Fay Weldon’s Office Party might not be the sharpest ever AT, but it’s still of interest – partly since it’s a good example of the studio-bound ITV play (something which would gradually disappear from the schedules) but also because Weldon’s script offers up plenty of food for thought regarding gender politics (even if the problems she creates are resolved rather neatly by the end).
The setting is a bank, after hours, where the staff have convened to wish their manager (played by George A. Cooper) a fond-ish farewell. Cooper plays to type as a plain-speaking man who is well aware that he’s not particularly loved (or even well liked) but still condones the party. Perhaps he likes receiving presents.
Also slotting into a familiar role is Peter Barkworth as his number two, Dickie. Barkworth seemed to spend most of his career playing buttoned-down types who had a distinct code of old fashioned honour. At first, Dickie seems to regard his secretary, Julia (Angharad Rees), with nothing but contempt, but by the end of the play he’s mellowed considerably.
Rees exudes an undeniable sexiness – especially when she arrives at the party wearing a somewhat revealing dress.

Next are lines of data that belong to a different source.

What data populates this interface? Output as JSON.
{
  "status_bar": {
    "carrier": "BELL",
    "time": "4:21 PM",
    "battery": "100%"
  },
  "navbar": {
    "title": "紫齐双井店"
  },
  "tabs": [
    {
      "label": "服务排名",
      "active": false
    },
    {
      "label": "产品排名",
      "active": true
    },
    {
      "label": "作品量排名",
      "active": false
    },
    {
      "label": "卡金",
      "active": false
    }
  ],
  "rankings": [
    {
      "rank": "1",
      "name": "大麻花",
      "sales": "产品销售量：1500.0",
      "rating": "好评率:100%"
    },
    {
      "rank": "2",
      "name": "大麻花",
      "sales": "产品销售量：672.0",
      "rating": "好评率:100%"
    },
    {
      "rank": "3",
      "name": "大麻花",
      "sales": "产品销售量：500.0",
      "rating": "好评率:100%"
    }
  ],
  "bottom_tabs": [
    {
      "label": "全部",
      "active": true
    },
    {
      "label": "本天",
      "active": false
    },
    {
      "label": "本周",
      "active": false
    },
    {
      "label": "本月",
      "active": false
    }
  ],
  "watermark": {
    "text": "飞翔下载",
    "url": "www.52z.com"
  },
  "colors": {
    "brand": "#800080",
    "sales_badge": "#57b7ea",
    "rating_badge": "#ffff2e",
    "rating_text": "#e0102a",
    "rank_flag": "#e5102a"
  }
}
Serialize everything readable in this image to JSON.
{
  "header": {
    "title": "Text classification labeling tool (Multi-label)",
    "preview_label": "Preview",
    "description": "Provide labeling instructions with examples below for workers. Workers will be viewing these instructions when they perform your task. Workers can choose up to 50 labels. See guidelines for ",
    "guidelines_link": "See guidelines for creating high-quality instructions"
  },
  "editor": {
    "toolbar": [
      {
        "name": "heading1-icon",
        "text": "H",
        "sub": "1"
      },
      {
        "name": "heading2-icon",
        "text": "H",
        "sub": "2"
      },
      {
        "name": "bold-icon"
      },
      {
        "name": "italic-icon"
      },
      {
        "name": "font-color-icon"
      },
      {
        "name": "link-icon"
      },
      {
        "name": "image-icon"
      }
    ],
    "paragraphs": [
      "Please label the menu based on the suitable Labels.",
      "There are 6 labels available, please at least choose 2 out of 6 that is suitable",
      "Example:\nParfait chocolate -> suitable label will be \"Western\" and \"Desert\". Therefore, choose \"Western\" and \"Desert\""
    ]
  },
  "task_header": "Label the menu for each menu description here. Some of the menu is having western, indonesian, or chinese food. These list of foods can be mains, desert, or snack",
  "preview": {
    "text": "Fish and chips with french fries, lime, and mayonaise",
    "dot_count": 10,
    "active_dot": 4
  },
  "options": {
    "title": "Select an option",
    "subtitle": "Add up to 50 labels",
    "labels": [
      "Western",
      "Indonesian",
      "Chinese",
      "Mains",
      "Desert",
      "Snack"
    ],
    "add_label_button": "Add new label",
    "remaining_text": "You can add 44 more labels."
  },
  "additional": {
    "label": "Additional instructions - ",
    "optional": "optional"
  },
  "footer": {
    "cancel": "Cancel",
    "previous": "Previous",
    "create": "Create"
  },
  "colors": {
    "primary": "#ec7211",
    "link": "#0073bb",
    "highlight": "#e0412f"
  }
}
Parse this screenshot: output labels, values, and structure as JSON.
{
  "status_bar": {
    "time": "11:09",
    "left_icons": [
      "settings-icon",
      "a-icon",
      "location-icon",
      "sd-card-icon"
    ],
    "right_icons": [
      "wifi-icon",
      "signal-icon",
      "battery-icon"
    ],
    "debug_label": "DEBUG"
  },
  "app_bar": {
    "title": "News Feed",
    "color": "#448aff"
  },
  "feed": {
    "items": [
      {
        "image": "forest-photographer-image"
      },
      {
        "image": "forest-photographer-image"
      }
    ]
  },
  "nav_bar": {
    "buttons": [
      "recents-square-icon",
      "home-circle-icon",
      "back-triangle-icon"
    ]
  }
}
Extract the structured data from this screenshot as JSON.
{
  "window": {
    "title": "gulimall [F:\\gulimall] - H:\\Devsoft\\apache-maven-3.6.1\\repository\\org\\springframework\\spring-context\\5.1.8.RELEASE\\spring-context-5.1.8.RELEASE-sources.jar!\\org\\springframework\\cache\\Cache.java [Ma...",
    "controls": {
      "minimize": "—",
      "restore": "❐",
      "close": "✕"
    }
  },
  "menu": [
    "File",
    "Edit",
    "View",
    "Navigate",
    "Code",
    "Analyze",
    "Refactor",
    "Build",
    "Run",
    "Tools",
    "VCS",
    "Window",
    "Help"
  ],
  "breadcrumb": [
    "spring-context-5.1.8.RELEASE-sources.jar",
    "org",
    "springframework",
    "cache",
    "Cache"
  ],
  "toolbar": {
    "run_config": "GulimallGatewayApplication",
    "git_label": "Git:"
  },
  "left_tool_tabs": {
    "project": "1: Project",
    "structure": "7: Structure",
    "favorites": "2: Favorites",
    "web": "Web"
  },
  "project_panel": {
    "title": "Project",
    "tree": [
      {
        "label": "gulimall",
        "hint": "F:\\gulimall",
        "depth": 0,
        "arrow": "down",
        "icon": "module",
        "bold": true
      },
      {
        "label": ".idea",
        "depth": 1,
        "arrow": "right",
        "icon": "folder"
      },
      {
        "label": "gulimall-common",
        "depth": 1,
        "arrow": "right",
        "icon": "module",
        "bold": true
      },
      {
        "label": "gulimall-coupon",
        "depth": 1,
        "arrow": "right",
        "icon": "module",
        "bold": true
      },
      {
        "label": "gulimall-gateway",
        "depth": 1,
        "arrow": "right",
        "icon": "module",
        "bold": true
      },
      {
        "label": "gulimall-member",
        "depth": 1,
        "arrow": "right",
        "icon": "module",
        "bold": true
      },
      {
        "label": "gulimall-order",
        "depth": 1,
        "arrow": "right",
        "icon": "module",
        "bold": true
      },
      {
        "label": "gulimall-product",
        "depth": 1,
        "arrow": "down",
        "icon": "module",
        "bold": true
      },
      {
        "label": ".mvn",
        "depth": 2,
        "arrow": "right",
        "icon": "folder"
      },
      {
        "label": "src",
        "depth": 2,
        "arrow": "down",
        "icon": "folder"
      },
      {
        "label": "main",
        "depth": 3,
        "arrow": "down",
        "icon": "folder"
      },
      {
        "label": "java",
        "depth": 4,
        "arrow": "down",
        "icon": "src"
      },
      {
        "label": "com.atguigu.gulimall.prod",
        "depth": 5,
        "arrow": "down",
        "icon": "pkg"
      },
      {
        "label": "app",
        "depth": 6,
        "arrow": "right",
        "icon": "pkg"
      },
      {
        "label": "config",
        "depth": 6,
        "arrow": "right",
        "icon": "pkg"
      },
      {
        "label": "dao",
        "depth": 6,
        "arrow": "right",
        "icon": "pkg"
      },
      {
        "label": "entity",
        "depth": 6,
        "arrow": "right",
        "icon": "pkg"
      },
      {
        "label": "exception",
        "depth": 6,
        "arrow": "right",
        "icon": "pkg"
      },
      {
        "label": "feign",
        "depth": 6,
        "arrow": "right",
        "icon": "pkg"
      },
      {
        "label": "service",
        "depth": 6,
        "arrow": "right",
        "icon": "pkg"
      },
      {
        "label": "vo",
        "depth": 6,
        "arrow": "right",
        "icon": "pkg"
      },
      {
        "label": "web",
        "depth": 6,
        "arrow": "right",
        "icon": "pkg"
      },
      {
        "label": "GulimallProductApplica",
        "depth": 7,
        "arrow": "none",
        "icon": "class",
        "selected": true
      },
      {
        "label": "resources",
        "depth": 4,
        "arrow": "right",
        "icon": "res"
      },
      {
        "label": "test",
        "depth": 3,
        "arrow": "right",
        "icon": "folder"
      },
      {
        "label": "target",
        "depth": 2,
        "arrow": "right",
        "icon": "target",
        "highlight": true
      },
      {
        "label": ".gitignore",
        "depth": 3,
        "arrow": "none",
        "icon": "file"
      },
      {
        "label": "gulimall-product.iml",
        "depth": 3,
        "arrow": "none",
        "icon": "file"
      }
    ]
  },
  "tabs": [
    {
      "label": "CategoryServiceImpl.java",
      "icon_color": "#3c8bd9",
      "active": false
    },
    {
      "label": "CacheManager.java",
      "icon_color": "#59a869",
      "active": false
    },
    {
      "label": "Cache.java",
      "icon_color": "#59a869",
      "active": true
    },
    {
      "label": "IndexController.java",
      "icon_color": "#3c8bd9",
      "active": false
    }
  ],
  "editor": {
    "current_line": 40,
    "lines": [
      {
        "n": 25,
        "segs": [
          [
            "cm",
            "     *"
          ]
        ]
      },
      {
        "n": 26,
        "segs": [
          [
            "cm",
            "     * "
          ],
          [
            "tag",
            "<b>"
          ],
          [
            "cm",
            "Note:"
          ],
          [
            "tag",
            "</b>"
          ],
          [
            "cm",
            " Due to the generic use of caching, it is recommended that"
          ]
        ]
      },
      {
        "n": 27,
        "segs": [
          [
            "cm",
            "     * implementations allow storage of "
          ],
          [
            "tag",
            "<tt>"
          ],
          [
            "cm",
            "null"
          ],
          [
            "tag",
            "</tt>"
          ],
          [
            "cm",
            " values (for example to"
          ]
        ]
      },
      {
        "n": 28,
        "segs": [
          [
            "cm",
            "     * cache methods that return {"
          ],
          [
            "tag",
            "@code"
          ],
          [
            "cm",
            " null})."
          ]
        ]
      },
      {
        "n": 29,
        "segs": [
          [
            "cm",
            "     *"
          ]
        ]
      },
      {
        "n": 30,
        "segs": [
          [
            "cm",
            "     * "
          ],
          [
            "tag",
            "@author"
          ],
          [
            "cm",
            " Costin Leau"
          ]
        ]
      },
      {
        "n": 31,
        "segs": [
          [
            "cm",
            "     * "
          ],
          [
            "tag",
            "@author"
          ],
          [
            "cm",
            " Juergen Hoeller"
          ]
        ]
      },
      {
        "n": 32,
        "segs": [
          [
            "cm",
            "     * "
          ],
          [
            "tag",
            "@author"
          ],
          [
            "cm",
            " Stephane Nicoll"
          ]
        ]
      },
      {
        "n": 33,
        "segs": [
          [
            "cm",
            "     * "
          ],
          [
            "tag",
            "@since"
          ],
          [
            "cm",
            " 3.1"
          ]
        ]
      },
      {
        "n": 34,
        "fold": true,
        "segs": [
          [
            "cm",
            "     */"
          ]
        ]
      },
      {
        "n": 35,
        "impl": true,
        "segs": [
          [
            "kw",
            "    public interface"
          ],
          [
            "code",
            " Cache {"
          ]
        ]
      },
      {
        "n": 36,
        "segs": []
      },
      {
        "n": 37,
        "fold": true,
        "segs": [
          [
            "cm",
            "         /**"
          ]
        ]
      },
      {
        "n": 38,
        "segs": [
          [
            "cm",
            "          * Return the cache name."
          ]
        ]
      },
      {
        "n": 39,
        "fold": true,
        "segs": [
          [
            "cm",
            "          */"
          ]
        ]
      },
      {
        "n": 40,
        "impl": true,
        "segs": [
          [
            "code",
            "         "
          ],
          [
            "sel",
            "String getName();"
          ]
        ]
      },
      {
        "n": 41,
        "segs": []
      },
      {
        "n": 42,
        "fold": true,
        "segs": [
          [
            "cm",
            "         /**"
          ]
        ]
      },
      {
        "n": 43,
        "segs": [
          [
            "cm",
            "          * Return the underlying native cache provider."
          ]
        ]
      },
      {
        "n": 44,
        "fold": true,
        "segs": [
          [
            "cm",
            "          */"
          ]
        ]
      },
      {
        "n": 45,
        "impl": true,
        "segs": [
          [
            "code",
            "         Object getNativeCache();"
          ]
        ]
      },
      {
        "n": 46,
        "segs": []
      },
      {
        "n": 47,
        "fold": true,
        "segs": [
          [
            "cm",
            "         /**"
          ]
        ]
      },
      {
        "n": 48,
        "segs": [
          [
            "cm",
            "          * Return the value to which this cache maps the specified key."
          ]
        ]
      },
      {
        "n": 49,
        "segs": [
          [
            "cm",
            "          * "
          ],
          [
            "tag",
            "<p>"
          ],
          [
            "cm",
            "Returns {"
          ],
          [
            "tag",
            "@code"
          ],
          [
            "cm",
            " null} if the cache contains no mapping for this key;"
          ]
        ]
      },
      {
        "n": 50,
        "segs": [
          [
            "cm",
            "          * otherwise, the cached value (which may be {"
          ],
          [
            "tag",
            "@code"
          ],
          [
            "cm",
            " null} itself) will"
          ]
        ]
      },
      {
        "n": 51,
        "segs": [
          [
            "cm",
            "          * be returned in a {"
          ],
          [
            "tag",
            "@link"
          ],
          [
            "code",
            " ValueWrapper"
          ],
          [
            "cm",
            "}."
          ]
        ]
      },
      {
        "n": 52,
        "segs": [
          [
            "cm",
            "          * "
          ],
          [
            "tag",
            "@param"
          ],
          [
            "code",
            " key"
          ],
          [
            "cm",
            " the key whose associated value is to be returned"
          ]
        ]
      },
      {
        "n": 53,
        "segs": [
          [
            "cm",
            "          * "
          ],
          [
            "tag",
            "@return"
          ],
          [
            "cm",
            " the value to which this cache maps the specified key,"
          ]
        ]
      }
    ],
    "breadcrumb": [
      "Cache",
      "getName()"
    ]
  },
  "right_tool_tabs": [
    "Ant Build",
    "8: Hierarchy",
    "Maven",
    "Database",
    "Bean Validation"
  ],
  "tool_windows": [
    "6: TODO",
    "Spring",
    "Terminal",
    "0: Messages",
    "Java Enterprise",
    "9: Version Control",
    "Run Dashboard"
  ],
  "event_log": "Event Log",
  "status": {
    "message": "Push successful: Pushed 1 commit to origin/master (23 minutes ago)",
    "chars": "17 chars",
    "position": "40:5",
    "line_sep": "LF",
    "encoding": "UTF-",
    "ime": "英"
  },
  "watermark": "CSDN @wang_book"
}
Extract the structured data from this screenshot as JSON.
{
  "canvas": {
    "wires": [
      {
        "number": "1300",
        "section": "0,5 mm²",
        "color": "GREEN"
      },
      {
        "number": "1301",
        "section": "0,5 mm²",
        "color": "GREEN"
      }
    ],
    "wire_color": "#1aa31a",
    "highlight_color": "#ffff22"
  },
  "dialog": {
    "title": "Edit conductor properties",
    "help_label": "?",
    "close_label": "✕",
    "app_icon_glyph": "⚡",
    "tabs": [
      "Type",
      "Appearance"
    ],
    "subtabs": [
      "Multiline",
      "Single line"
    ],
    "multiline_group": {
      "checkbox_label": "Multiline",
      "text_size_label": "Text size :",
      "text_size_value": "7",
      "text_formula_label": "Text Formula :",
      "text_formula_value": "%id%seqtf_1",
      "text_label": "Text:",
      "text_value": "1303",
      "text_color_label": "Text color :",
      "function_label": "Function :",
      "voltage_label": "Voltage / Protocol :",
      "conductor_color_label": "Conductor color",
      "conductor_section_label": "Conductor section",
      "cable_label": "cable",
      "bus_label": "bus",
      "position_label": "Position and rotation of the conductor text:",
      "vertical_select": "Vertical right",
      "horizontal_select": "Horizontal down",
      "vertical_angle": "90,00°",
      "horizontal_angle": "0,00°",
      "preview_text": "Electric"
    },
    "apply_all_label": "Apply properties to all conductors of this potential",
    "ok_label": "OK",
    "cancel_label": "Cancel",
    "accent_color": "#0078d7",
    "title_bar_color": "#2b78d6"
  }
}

This inflames the passions of some of her colleagues (Giles Block and Peter Denyer both give good turns in this respect). Roy (Block) seems somewhat put out when he tells Julia that he’s placed her top of his list of most desirable office females (she fails to respond in the manner he expects).
If Rees is vulnerable at times then Ray Brooks is rather boorish as Dave (Julia’s boyfriend). He exhibits little loyalty towards her, even after learning that she’s pregnant, and seems much more interested in squiring another young lady round the party and telling Roy all about his liaisons with Julia in the stationery cupboard. Dave is an alpha male – friendship with his male buddies comes first, a relationship with his girlfriend is a distant second.
The clash between Julia and Dave midway through is clearly one of the play’s key points. At this stage it looks as if any sort of relationship between them will be impossible (marriage is certainly out of the question). There’s a happy ending though as the pair reconcile in the last minutes which means that everything seems to be settled. Although given that both have rather volatile natures, possibly we’re invited to not expect them to live happily ever after ….
Elsewhere, I did enjoy the confrontation between Barkworth and Cooper late on. Julia is, once again, the topic of conversation, with the outgoing manager insistent that she be sacked whilst Dickie shows a more compassionate side to his nature by standing by her.
That Dickie, when learning of Julia’s pregnancy, offers her a chair feels exactly like the sort of thing you’d expect a character played by Barkworth to do. Julia remains passive as the men debate her fate (at one point turning her bare back on them) but she does eventually speak up.
Office Party has some good comic moments, along with a first rate cast to play them, and overall it still stands up well. As I’ve said, it maybe doesn’t entirely satisfy, but there are far worse ways to spend fifty minutes.
One thought on “Armchair Theatre – Office Party (17th August 1971)”
Does anyone remember ITV Playhouse?